What we like about the story is that it tries to mix things up a bit with the trip across the Atlantic and while that doesn’t really change the general formula too much from the previous two movies, it does at least add in some variance. It’s also cool to see the British Museum come to life and it provides the series an angle to end the trilogy on.
The side story with Larry and Nicky having father son issues over the latter’s intention to ditch college in favour of being a DJ in Ibiza is a bit on the daft and annoying side in general. However, the addition of a new Neanderthal Man called La who looks uncannily like Larry makes for a good amount of the comedy moments throughout the film, especially when his rugged charms start to take their effect on the British night security guard, Tilly.
There’s not much in the way of stand out performances from the cast, but they do enough to keep the movie series alive, with Ricky Gervais, Steve Coogan (Minions) and Owen Wilson (Free Birds) delivering their usual brand of quirky humour. Ben Kingsley (The Jungle Book) is largely wasted in the role of Akmenrah’s dad, Merenkahre, but Stiller does a decent job of laying La, and Rebel Wilson (Ice Age: Continental Drift) has some good lines in the role of Tilly. Dan Stevens, of Downton Abbey fame, puts in a decent enough showing as Lancelot, Patrick Gallagher is class as Attila The Hun and Mizuo Peck is as perfect in the role of Sacagawea as she was in the previous two movies.
It’s sad and touching to see Robin Williams and Mickey Rooney take their final bows in the film following both of their deaths in 2014. It’s also quite cute to have Dick Van Dyke dancing for a good part of his fleeting role in the film as
The special effects are a big part of what makes the series what it is and Secret Of The Tomb is no different, with some very cool British Museum relics coming to life with impressive visuals, especially the many nine-headed Xiangliu snake that they battle in an attempt to make it to Ahkmenrah’s parents in the Egyptian section.
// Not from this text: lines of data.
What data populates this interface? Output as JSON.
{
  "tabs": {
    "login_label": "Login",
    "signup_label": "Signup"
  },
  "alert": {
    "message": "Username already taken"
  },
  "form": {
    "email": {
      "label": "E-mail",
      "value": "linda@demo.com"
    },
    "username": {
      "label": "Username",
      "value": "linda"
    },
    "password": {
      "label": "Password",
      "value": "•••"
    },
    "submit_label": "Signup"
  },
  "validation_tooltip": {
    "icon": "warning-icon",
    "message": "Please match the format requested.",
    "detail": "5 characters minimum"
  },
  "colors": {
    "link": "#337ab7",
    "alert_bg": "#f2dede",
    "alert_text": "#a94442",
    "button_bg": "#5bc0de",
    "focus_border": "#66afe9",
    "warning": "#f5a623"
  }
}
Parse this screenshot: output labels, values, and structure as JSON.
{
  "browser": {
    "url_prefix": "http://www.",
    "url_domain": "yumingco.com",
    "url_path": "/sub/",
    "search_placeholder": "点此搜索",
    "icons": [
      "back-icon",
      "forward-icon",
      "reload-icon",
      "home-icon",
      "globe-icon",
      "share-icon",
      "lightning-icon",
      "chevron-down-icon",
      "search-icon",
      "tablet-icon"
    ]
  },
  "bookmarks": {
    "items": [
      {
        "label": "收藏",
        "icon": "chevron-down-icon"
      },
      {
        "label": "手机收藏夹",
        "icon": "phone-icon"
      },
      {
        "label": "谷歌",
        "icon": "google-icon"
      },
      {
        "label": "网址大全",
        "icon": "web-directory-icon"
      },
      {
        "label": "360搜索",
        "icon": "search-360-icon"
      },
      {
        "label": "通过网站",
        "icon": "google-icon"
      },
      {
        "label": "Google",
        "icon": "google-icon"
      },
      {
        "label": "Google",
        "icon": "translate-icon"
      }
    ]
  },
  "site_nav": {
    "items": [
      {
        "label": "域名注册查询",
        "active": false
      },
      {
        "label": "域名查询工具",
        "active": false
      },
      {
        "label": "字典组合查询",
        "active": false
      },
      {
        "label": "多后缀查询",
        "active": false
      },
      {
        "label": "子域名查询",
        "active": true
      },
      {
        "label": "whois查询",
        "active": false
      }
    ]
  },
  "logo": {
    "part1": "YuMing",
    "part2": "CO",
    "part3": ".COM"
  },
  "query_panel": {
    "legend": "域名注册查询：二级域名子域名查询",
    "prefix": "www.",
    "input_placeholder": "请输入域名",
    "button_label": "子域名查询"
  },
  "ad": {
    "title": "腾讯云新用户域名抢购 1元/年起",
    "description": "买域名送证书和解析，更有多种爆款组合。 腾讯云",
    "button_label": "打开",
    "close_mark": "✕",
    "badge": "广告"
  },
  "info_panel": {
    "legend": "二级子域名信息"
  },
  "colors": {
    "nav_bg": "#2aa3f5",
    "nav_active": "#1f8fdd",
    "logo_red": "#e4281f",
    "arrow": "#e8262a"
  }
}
This looks pretty cool on a big screen TV, especially in high definition, but it doesn’t quite capture the 3D effects from the cinema and you’ll have to wait for a potential 3D Blu-ray release of the film to experience this at home, which Zavvy has got earmarked for December 2015 (although, we’re a little dubious about them as a credible source, so we’ll update if anything changes).
Night At The Museum: Secret Of The Tomb has it’s ups and down, and there’s a lot we’d ideally change about the film, but for anyone looking for a middle of the road family movie that delivers fun, minor thrills and a good few laughs then it’s a pretty safe bet. It’s definitely not the kind of film that should be subjected to a high brow film review, but it will keep everyone good and entertained for an hour and a half or so at least.
Night At The Museum: Secret Of The Tomb DVD review: 3/5